> _Work instructions_:
Scan the listing below for the word "date" and copy every line where it occurs.

++++++++++++++++++++

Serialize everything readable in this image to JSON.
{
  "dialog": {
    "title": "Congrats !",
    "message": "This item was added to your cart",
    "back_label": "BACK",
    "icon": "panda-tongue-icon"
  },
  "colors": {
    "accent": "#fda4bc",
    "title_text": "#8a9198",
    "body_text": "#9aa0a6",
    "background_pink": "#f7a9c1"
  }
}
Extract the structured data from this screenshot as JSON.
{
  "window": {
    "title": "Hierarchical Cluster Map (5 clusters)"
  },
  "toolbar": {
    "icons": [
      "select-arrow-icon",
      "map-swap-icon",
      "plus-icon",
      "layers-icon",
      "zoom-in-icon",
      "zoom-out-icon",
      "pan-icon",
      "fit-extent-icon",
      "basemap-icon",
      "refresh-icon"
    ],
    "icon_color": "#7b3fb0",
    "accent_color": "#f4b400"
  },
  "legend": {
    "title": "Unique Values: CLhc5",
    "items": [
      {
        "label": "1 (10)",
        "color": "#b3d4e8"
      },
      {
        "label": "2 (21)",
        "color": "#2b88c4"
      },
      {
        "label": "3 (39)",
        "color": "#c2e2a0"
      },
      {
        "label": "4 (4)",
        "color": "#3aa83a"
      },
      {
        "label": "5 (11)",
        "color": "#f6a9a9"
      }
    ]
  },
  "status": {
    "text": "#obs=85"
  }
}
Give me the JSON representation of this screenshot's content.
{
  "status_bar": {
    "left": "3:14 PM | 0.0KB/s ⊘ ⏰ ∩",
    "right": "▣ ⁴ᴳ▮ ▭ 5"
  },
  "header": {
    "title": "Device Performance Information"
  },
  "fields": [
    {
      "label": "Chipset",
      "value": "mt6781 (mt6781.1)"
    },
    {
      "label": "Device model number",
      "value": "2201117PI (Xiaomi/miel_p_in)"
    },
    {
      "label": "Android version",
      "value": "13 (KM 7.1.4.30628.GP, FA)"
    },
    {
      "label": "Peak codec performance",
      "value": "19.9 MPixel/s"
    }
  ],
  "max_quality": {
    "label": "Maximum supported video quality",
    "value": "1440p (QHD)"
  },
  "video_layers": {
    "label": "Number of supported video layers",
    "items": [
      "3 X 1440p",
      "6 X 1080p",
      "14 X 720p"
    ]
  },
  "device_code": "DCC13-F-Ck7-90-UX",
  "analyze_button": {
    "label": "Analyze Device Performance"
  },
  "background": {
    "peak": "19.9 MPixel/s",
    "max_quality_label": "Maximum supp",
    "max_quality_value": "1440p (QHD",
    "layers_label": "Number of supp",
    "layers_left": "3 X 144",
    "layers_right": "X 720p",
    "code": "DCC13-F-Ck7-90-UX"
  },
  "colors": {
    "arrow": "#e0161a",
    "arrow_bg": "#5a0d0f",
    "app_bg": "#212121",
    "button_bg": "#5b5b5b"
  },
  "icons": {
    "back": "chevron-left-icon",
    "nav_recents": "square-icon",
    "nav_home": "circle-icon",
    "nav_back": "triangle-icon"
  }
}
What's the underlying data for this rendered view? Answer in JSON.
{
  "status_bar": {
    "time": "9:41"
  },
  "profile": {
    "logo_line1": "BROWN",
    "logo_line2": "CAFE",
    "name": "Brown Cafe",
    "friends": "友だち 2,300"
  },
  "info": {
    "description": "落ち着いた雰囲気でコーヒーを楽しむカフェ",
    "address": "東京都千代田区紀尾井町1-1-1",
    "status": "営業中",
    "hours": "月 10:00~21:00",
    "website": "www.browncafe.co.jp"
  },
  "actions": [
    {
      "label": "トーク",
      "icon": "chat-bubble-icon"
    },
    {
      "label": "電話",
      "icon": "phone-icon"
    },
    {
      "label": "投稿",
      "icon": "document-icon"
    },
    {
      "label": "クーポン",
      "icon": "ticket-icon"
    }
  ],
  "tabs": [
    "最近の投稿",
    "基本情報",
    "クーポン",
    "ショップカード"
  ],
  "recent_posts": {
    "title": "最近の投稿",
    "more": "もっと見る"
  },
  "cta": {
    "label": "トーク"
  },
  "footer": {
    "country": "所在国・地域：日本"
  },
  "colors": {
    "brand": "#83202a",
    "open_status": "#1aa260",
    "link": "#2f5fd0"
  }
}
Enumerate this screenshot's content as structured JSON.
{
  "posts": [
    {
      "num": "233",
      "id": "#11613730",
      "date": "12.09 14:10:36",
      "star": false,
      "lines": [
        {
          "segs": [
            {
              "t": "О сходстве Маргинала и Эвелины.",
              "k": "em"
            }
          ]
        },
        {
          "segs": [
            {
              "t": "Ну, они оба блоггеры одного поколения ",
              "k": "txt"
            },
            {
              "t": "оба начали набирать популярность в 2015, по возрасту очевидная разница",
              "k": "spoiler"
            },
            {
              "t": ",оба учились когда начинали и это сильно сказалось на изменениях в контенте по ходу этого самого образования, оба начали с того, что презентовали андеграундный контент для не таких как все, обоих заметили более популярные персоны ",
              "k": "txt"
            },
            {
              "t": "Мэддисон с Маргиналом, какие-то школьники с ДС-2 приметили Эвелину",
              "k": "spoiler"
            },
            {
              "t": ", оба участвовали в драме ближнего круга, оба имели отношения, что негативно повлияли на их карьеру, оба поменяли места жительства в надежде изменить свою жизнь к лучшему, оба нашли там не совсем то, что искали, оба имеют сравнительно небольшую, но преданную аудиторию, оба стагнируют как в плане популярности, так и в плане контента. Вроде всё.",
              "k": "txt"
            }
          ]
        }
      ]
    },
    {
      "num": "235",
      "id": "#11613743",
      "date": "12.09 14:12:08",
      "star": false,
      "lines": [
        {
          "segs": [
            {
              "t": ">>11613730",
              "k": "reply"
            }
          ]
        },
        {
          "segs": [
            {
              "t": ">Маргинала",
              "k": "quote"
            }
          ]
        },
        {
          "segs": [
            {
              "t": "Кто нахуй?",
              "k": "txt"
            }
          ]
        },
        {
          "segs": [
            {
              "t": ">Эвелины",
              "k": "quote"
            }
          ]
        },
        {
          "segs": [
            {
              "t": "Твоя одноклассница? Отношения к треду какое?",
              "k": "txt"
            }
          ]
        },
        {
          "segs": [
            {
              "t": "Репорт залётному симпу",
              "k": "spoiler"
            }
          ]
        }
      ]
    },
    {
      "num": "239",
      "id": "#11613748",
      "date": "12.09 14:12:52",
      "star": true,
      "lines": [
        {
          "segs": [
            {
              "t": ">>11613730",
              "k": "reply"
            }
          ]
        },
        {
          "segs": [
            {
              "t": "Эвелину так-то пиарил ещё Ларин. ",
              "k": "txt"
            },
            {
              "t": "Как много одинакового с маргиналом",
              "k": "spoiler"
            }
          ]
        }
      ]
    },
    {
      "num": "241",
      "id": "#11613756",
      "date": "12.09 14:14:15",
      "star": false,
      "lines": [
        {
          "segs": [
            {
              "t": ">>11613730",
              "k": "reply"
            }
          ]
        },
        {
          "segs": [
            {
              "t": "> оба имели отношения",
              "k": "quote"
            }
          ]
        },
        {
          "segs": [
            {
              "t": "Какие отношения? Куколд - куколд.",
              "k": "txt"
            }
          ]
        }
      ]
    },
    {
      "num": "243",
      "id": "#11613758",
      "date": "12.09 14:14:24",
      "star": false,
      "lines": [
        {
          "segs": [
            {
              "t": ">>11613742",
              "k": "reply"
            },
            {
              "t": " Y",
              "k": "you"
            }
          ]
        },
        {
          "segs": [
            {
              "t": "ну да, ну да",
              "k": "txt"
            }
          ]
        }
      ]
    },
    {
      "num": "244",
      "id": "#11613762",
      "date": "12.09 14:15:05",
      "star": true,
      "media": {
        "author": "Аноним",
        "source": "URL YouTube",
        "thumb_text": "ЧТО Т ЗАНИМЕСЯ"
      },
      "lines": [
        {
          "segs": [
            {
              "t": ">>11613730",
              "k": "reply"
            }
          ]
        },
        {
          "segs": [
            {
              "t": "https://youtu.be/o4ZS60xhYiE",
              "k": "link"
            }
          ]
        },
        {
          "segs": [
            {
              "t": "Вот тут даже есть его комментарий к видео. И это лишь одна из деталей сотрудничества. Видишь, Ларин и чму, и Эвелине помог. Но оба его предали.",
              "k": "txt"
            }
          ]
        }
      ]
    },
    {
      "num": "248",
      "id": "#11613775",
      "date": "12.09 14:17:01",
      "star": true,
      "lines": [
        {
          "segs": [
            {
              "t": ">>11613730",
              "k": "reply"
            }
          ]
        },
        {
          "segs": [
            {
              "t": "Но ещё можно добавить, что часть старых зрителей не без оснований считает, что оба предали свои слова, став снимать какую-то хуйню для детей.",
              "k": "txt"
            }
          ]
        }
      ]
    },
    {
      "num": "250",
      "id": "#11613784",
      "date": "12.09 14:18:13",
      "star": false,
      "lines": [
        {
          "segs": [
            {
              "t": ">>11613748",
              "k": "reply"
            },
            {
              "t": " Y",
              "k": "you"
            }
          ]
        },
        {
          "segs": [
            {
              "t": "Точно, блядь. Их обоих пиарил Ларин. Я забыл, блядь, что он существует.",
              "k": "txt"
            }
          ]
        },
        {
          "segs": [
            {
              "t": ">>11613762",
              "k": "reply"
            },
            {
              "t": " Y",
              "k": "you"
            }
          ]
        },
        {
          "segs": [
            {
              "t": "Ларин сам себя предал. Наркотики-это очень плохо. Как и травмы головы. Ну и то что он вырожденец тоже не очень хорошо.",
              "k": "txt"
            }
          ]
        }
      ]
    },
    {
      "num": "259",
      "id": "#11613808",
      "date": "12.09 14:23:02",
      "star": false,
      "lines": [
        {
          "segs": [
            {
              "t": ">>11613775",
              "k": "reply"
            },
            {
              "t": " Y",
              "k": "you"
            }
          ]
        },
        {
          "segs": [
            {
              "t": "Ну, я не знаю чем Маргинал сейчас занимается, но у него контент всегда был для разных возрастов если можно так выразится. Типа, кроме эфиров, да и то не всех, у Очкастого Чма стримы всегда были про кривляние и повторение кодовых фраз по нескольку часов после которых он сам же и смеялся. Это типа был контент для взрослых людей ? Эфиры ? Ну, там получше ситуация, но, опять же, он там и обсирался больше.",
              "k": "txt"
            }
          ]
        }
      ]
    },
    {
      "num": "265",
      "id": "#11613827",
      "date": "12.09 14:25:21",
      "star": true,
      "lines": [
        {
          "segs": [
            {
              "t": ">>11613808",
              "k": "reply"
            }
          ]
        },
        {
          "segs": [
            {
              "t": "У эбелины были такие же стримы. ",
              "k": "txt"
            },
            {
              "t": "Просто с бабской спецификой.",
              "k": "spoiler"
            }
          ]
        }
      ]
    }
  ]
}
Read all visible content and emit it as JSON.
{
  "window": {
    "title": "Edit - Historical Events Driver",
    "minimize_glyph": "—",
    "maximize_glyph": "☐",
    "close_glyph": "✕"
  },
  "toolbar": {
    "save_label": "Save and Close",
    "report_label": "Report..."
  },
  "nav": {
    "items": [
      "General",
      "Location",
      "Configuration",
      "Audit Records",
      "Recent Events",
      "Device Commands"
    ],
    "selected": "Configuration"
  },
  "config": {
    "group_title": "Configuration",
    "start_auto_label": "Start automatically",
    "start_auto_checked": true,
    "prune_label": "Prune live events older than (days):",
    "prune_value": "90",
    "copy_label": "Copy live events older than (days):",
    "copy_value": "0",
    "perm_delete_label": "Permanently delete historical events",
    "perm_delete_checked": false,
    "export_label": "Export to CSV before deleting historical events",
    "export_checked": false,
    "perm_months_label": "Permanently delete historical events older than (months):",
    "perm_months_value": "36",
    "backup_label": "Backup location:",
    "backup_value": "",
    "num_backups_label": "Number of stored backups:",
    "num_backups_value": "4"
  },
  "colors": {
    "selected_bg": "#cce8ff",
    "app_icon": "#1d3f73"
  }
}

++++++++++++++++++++

> _Solution to the exercise_:
      "date": "12.09 14:10:36",
      "date": "12.09 14:12:08",
      "date": "12.09 14:12:52",
      "date": "12.09 14:14:15",
      "date": "12.09 14:14:24",
      "date": "12.09 14:15:05",
      "date": "12.09 14:17:01",
      "date": "12.09 14:18:13",
      "date": "12.09 14:23:02",
      "date": "12.09 14:25:21",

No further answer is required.